Stored entries:
⁂

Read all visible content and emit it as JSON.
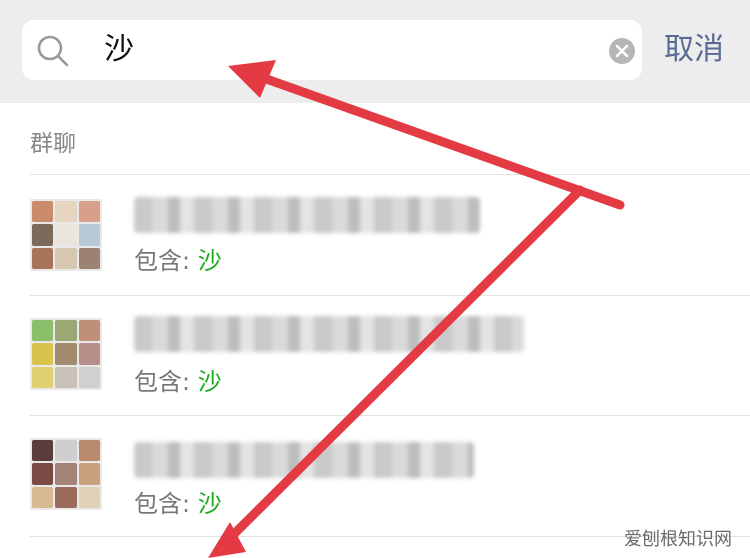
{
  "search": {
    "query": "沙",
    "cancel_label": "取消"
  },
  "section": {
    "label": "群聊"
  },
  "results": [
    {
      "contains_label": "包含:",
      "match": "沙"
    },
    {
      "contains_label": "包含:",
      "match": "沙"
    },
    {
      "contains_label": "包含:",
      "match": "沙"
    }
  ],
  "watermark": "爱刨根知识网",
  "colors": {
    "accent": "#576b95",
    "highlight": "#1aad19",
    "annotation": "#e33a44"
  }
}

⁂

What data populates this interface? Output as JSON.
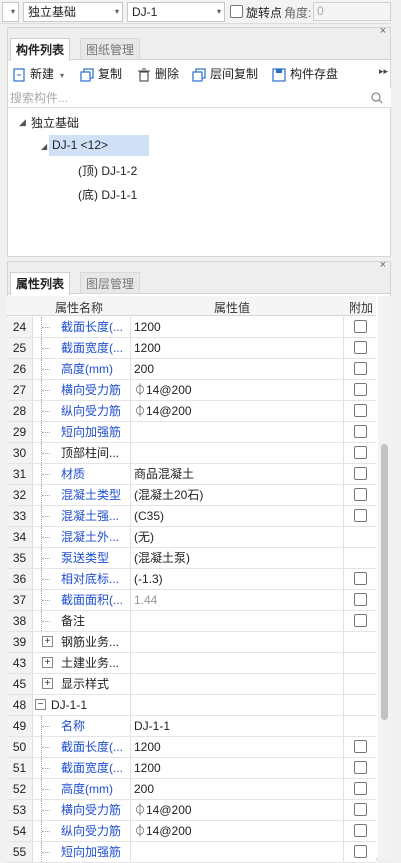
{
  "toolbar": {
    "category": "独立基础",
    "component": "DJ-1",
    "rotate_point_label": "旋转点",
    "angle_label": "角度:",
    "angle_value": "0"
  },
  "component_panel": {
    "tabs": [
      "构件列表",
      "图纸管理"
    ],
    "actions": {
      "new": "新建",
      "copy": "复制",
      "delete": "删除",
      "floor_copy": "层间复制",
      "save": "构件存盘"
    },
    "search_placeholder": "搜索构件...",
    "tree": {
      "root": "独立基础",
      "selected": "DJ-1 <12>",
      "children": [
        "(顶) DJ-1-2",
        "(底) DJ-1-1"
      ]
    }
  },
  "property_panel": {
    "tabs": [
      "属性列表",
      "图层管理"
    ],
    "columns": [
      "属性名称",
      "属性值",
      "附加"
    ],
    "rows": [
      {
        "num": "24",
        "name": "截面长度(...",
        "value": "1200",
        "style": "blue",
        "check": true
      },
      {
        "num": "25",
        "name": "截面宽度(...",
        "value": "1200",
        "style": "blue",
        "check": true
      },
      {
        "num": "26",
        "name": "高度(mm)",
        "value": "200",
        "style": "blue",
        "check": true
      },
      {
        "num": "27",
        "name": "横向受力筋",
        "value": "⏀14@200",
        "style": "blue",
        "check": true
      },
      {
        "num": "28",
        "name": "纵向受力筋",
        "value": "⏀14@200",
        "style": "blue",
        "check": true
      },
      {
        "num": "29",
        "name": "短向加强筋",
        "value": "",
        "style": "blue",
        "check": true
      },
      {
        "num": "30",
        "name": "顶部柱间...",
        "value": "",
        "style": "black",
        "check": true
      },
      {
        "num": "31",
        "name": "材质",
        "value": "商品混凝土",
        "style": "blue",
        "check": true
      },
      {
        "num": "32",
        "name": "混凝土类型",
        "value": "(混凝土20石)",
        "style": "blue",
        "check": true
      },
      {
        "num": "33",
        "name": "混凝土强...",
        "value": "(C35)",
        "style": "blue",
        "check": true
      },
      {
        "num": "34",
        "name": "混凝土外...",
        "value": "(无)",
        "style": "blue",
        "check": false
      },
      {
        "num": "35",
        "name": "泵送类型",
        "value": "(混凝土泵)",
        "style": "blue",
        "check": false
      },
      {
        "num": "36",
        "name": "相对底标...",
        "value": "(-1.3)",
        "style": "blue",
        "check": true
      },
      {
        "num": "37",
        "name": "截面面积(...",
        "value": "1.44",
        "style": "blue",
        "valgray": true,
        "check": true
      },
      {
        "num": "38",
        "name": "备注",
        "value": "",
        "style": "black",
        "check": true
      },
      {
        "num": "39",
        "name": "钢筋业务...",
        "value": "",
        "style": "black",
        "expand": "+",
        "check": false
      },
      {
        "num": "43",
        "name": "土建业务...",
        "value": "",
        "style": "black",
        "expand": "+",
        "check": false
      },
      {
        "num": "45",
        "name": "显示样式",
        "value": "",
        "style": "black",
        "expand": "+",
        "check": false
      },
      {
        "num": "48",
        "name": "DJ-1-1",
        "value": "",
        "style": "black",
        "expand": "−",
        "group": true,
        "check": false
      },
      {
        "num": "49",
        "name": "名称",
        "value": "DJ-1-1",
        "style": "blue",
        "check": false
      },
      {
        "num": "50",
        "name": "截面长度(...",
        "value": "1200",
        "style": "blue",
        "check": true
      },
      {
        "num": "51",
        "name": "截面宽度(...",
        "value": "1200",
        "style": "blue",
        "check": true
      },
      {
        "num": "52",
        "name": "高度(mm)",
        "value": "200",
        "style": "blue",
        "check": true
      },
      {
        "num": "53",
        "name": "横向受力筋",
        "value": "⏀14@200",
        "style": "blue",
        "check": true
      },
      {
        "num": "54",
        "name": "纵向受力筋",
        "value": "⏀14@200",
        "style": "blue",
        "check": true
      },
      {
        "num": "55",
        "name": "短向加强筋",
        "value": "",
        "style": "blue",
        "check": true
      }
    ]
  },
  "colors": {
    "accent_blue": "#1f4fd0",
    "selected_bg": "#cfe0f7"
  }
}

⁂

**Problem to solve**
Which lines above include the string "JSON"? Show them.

**Task answer**
Read all visible content and emit it as JSON.
What data populates this interface? Output as JSON.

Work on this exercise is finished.